- _PROBLEM TO WORK ON_:
Every line in the data below has to be repeated exactly; no picture belongs in the result.

────────

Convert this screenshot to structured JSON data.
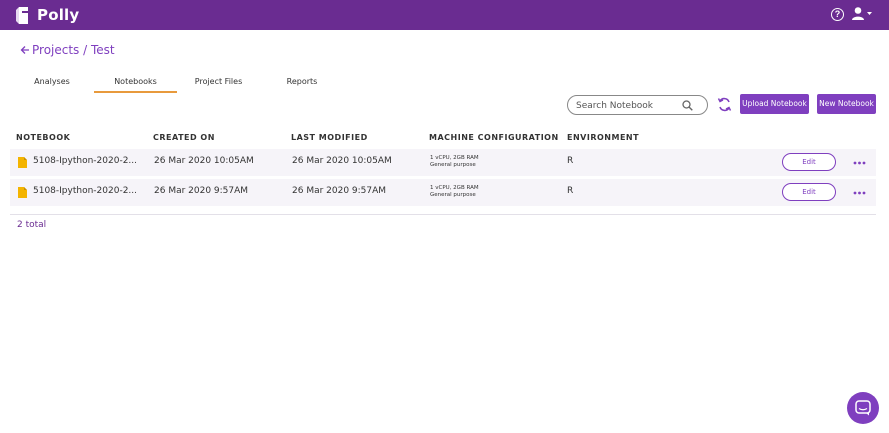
{
  "app": {
    "name": "Polly"
  },
  "colors": {
    "brand": "#6a2c91",
    "accent": "#7f3fbf",
    "tab_underline": "#e89a3c",
    "row_bg": "#f6f4f9"
  },
  "header": {
    "icons": [
      "polly-logo-icon",
      "help-icon",
      "user-icon",
      "caret-down-icon"
    ]
  },
  "breadcrumb": {
    "text": "Projects / Test",
    "icon": "arrow-left-icon"
  },
  "tabs": [
    {
      "label": "Analyses",
      "active": false
    },
    {
      "label": "Notebooks",
      "active": true
    },
    {
      "label": "Project Files",
      "active": false
    },
    {
      "label": "Reports",
      "active": false
    }
  ],
  "toolbar": {
    "search_placeholder": "Search Notebook",
    "search_icon": "search-icon",
    "refresh_icon": "refresh-icon",
    "upload_label": "Upload Notebook",
    "new_label": "New Notebook"
  },
  "table": {
    "headers": [
      "NOTEBOOK",
      "CREATED ON",
      "LAST MODIFIED",
      "MACHINE CONFIGURATION",
      "ENVIRONMENT"
    ],
    "rows": [
      {
        "name": "5108-Ipython-2020-2...",
        "created": "26 Mar 2020 10:05AM",
        "modified": "26 Mar 2020 10:05AM",
        "machine_line1": "1 vCPU, 2GB RAM",
        "machine_line2": "General purpose",
        "environment": "R",
        "edit_label": "Edit"
      },
      {
        "name": "5108-Ipython-2020-2...",
        "created": "26 Mar 2020 9:57AM",
        "modified": "26 Mar 2020 9:57AM",
        "machine_line1": "1 vCPU, 2GB RAM",
        "machine_line2": "General purpose",
        "environment": "R",
        "edit_label": "Edit"
      }
    ],
    "total_text": "2 total"
  },
  "chat": {
    "icon": "chat-icon"
  }
}
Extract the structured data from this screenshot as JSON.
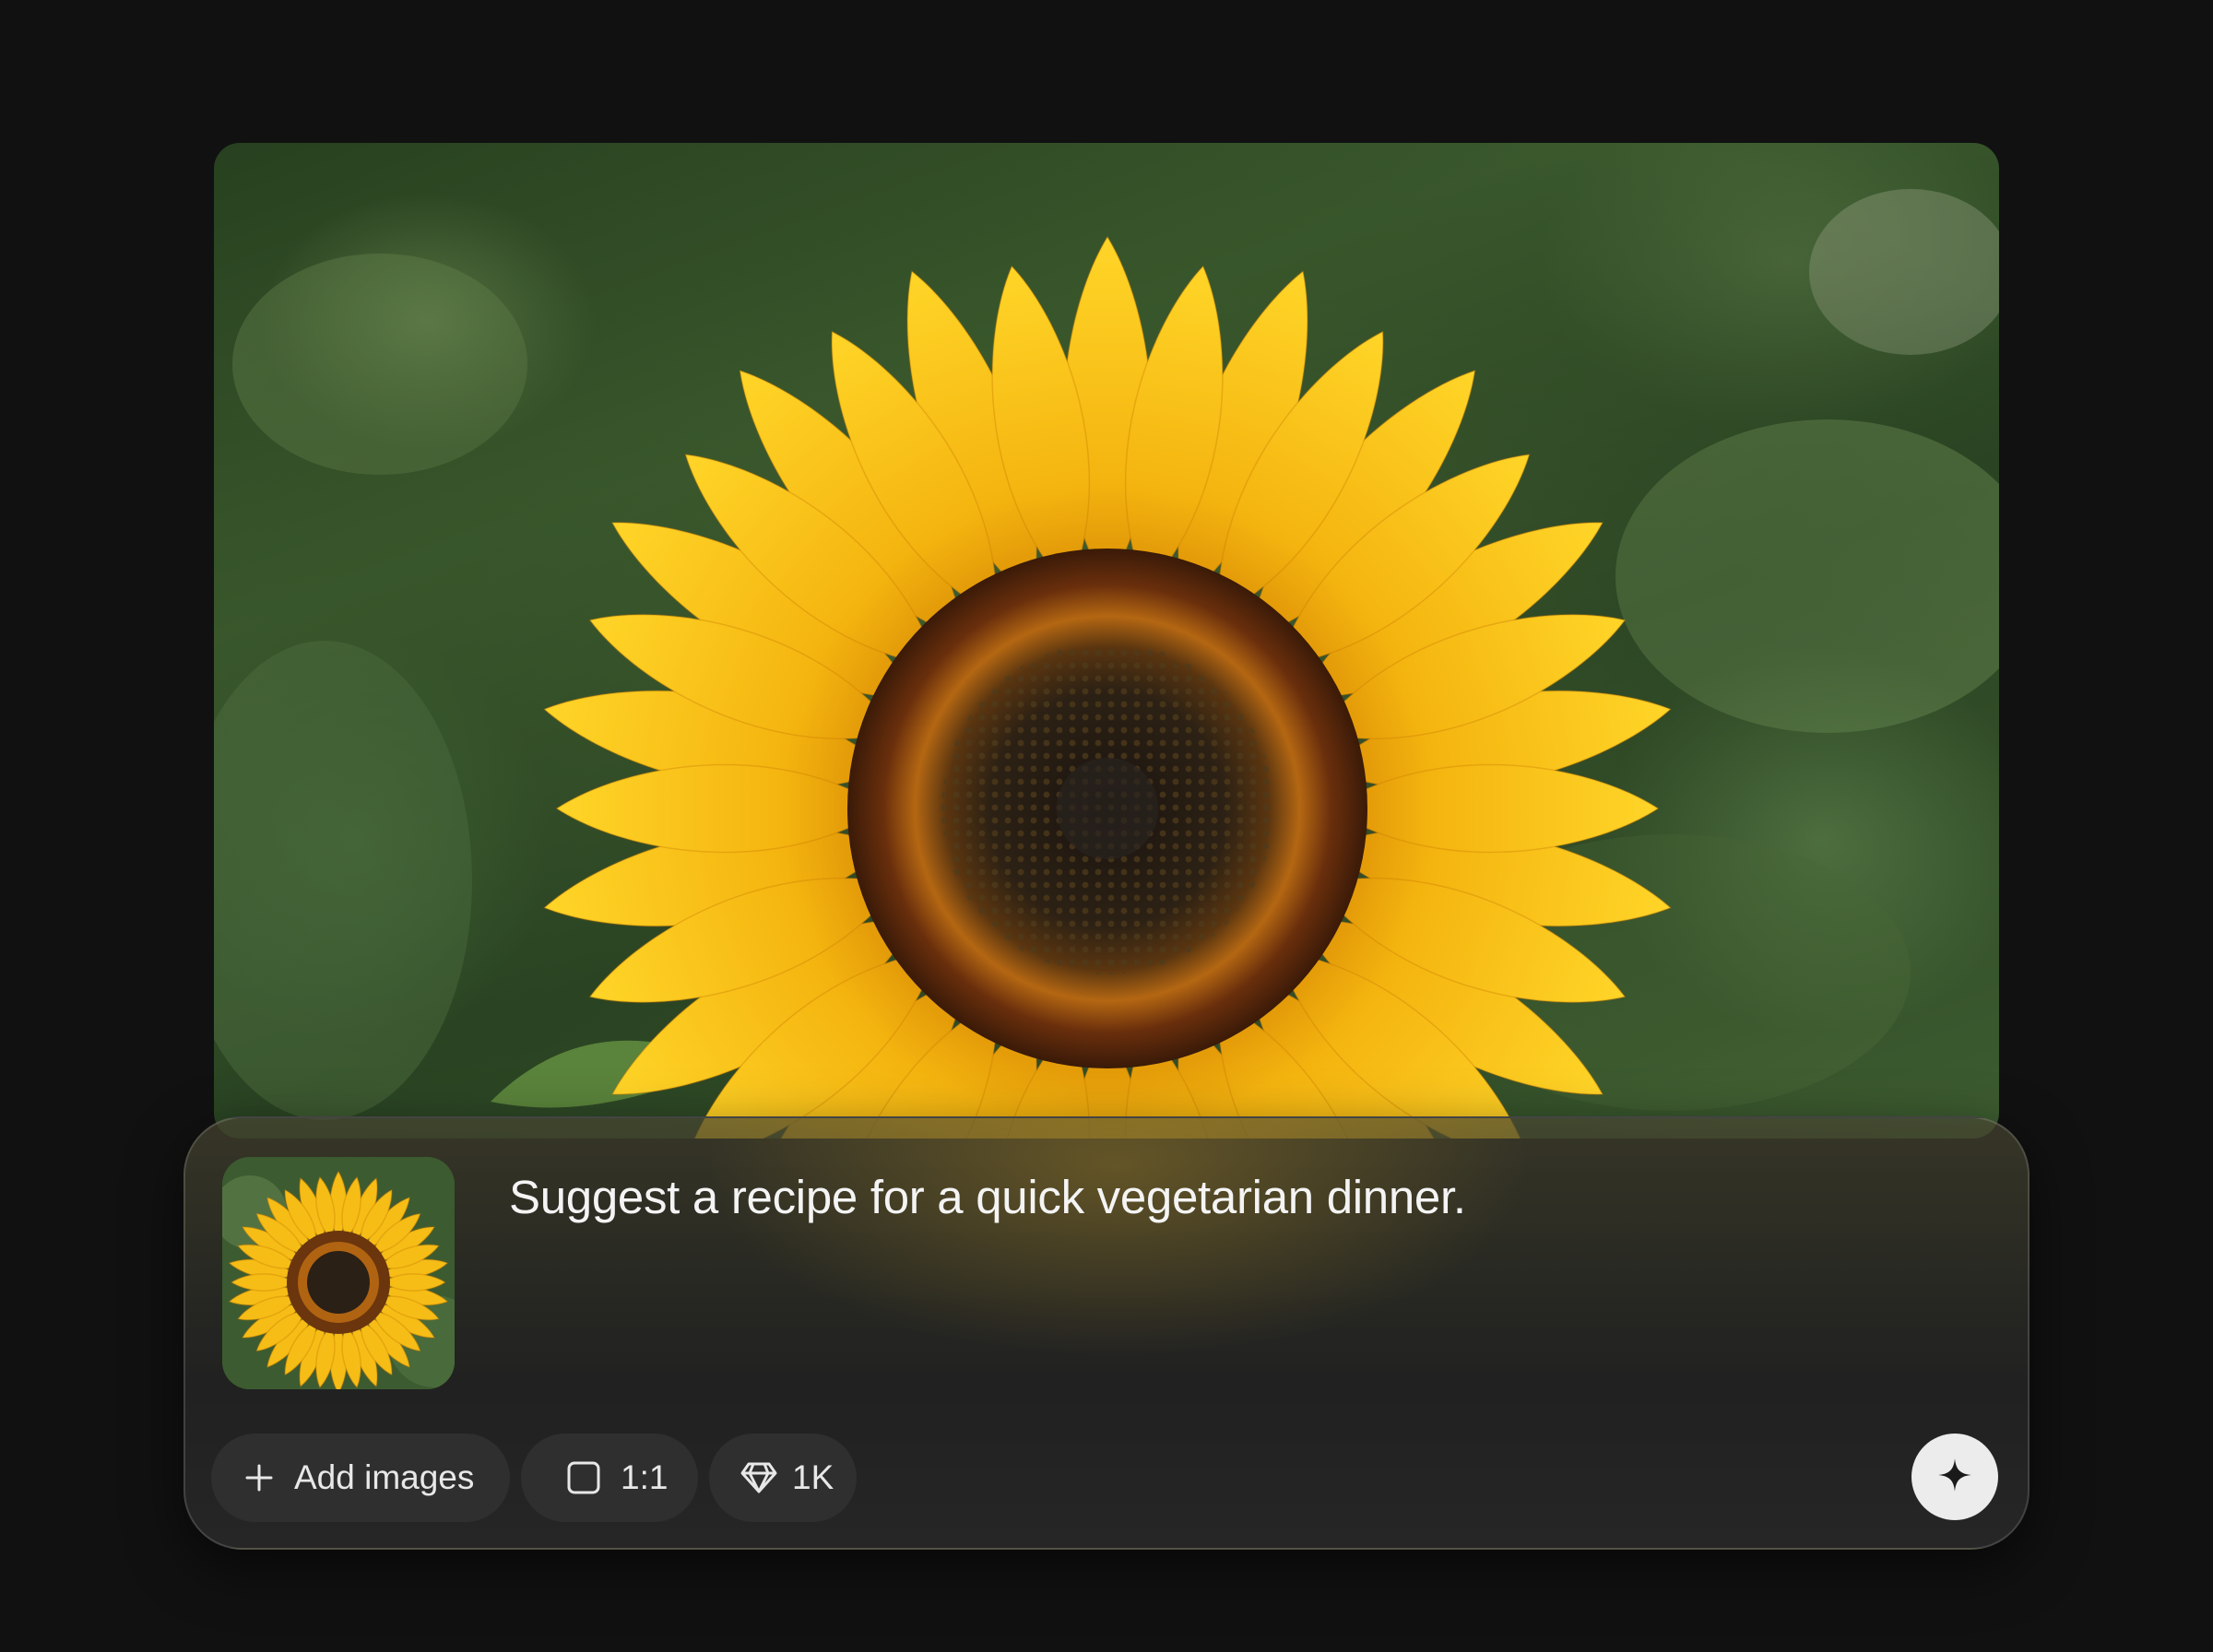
{
  "hero_image": {
    "alt": "sunflower-photo",
    "accent_petal": "#F5C518",
    "accent_disc": "#3A2210"
  },
  "composer": {
    "attachment": {
      "icon": "sunflower-thumbnail"
    },
    "prompt": "Suggest a recipe for a quick vegetarian dinner.",
    "toolbar": {
      "add_images_label": "Add images",
      "add_icon": "plus-icon",
      "aspect_ratio_label": "1:1",
      "aspect_icon": "square-icon",
      "quality_label": "1K",
      "quality_icon": "diamond-icon"
    },
    "send": {
      "icon": "sparkle-icon",
      "background": "#ECECEC"
    }
  }
}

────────

- _OUTPUT_:
Convert this screenshot to structured JSON data.
{
  "app": {
    "name": "Polly"
  },
  "colors": {
    "brand": "#6a2c91",
    "accent": "#7f3fbf",
    "tab_underline": "#e89a3c",
    "row_bg": "#f6f4f9"
  },
  "header": {
    "icons": [
      "polly-logo-icon",
      "help-icon",
      "user-icon",
      "caret-down-icon"
    ]
  },
  "breadcrumb": {
    "text": "Projects / Test",
    "icon": "arrow-left-icon"
  },
  "tabs": [
    {
      "label": "Analyses",
      "active": false
    },
    {
      "label": "Notebooks",
      "active": true
    },
    {
      "label": "Project Files",
      "active": false
    },
    {
      "label": "Reports",
      "active": false
    }
  ],
  "toolbar": {
    "search_placeholder": "Search Notebook",
    "search_icon": "search-icon",
    "refresh_icon": "refresh-icon",
    "upload_label": "Upload Notebook",
    "new_label": "New Notebook"
  },
  "table": {
    "headers": [
      "NOTEBOOK",
      "CREATED ON",
      "LAST MODIFIED",
      "MACHINE CONFIGURATION",
      "ENVIRONMENT"
    ],
    "rows": [
      {
        "name": "5108-Ipython-2020-2...",
        "created": "26 Mar 2020 10:05AM",
        "modified": "26 Mar 2020 10:05AM",
        "machine_line1": "1 vCPU, 2GB RAM",
        "machine_line2": "General purpose",
        "environment": "R",
        "edit_label": "Edit"
      },
      {
        "name": "5108-Ipython-2020-2...",
        "created": "26 Mar 2020 9:57AM",
        "modified": "26 Mar 2020 9:57AM",
        "machine_line1": "1 vCPU, 2GB RAM",
        "machine_line2": "General purpose",
        "environment": "R",
        "edit_label": "Edit"
      }
    ],
    "total_text": "2 total"
  },
  "chat": {
    "icon": "chat-icon"
  }
}
Extract the structured data from this screenshot as JSON.
{
  "hero_image": {
    "alt": "sunflower-photo",
    "accent_petal": "#F5C518",
    "accent_disc": "#3A2210"
  },
  "composer": {
    "attachment": {
      "icon": "sunflower-thumbnail"
    },
    "prompt": "Suggest a recipe for a quick vegetarian dinner.",
    "toolbar": {
      "add_images_label": "Add images",
      "add_icon": "plus-icon",
      "aspect_ratio_label": "1:1",
      "aspect_icon": "square-icon",
      "quality_label": "1K",
      "quality_icon": "diamond-icon"
    },
    "send": {
      "icon": "sparkle-icon",
      "background": "#ECECEC"
    }
  }
}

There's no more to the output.